EXERCISE DETAILS: Your answer consists of the lines in the data that contain "name". Copy each of them.
====
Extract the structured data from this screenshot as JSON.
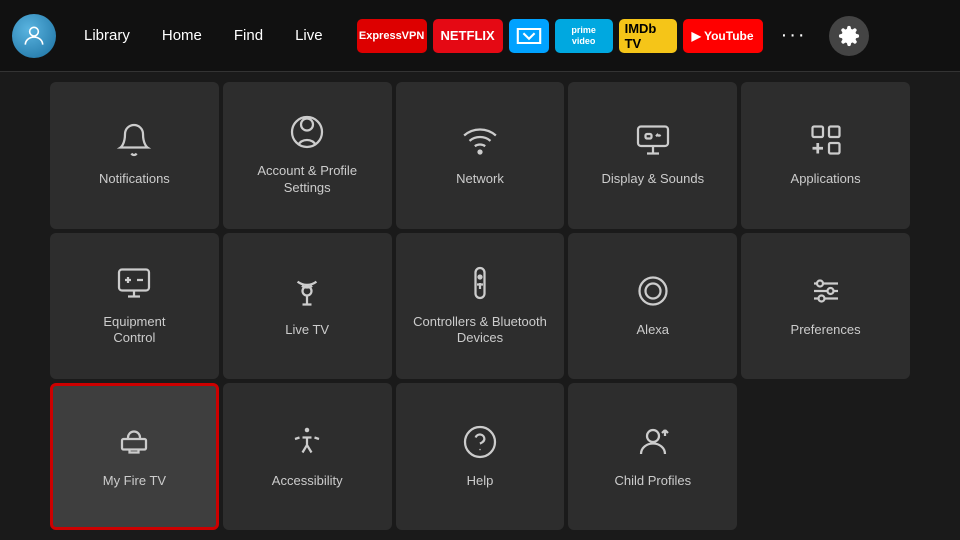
{
  "nav": {
    "links": [
      "Library",
      "Home",
      "Find",
      "Live"
    ],
    "apps": [
      {
        "name": "ExpressVPN",
        "class": "app-expressvpn",
        "text": "Express VPN"
      },
      {
        "name": "Netflix",
        "class": "app-netflix",
        "text": "NETFLIX"
      },
      {
        "name": "Freevee",
        "class": "app-freevee",
        "text": "≫"
      },
      {
        "name": "Prime Video",
        "class": "app-prime",
        "text": "prime video"
      },
      {
        "name": "IMDb TV",
        "class": "app-imdb",
        "text": "IMDb TV"
      },
      {
        "name": "YouTube",
        "class": "app-youtube",
        "text": "▶ YouTube"
      }
    ]
  },
  "grid": {
    "items": [
      {
        "id": "notifications",
        "label": "Notifications",
        "icon": "bell"
      },
      {
        "id": "account-profile",
        "label": "Account & Profile\nSettings",
        "icon": "person-circle"
      },
      {
        "id": "network",
        "label": "Network",
        "icon": "wifi"
      },
      {
        "id": "display-sounds",
        "label": "Display & Sounds",
        "icon": "display-sound"
      },
      {
        "id": "applications",
        "label": "Applications",
        "icon": "apps"
      },
      {
        "id": "equipment-control",
        "label": "Equipment\nControl",
        "icon": "monitor"
      },
      {
        "id": "live-tv",
        "label": "Live TV",
        "icon": "antenna"
      },
      {
        "id": "controllers-bluetooth",
        "label": "Controllers & Bluetooth\nDevices",
        "icon": "remote"
      },
      {
        "id": "alexa",
        "label": "Alexa",
        "icon": "alexa"
      },
      {
        "id": "preferences",
        "label": "Preferences",
        "icon": "sliders"
      },
      {
        "id": "my-fire-tv",
        "label": "My Fire TV",
        "icon": "fire-tv",
        "selected": true
      },
      {
        "id": "accessibility",
        "label": "Accessibility",
        "icon": "accessibility"
      },
      {
        "id": "help",
        "label": "Help",
        "icon": "help"
      },
      {
        "id": "child-profiles",
        "label": "Child Profiles",
        "icon": "child-profiles"
      }
    ]
  }
}
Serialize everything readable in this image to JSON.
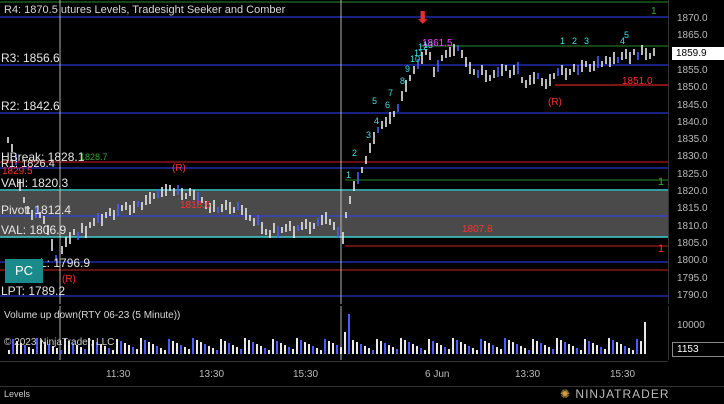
{
  "chart_title": "R4: 1870.5",
  "title_suffix": "utures Levels, Tradesight Seeker and Comber",
  "volume_title": "Volume up down(RTY 06-23 (5 Minute))",
  "copyright": "© 2023 NinjaTrader, LLC",
  "brand": "NINJATRADER",
  "bottom_tab": "Levels",
  "pc_badge": "PC",
  "levels": {
    "r3": "R3: 1856.6",
    "r2": "R2: 1842.6",
    "hbreak": "HBreak: 1828.1",
    "r1": "R1: 1826.4",
    "vah": "VAH: 1820.3",
    "vah_extra": "1819.4",
    "pivot": "Pivot: 1812.4",
    "val": "VAL: 1806.9",
    "l_level": "L: 1796.9",
    "lpt": "LPT: 1789.2"
  },
  "price_ticks": [
    "1870.0",
    "1865.0",
    "1860.0",
    "1855.0",
    "1850.0",
    "1845.0",
    "1840.0",
    "1835.0",
    "1830.0",
    "1825.0",
    "1820.0",
    "1815.0",
    "1810.0",
    "1805.0",
    "1800.0",
    "1795.0",
    "1790.0"
  ],
  "current_price": "1859.9",
  "volume_ticks": [
    "10000",
    "5000"
  ],
  "current_volume": "1153",
  "time_ticks": [
    "11:30",
    "13:30",
    "15:30",
    "6 Jun",
    "13:30",
    "15:30"
  ],
  "annotations": {
    "hi_value": "1861.5",
    "r_right_value": "1851.0",
    "val_value": "1807.8",
    "mid_value": "1818.6",
    "left_value": "1829.5",
    "small_value": "1828.7",
    "r_mark": "(R)",
    "one": "1",
    "seq": [
      "1",
      "2",
      "3",
      "4",
      "5",
      "6",
      "7",
      "8",
      "9",
      "10",
      "11",
      "12",
      "13"
    ]
  },
  "colors": {
    "level_blue": "#3040ff",
    "level_red": "#d02020",
    "level_cyan": "#40d0d0",
    "level_green": "#2a8a2a",
    "va_fill": "#6a6a6a",
    "bar_white": "#e8e8e8",
    "bar_blue": "#4a5cff",
    "seq_cyan": "#40e0e0",
    "seq_green": "#3aa53a",
    "magenta": "#ff3cff",
    "red": "#ff3030"
  }
}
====
RESPONSE AREA:
        "name": "ExpressVPN",
        "name": "Netflix",
        "name": "Freevee",
        "name": "Prime Video",
        "name": "IMDb TV",
        "name": "YouTube",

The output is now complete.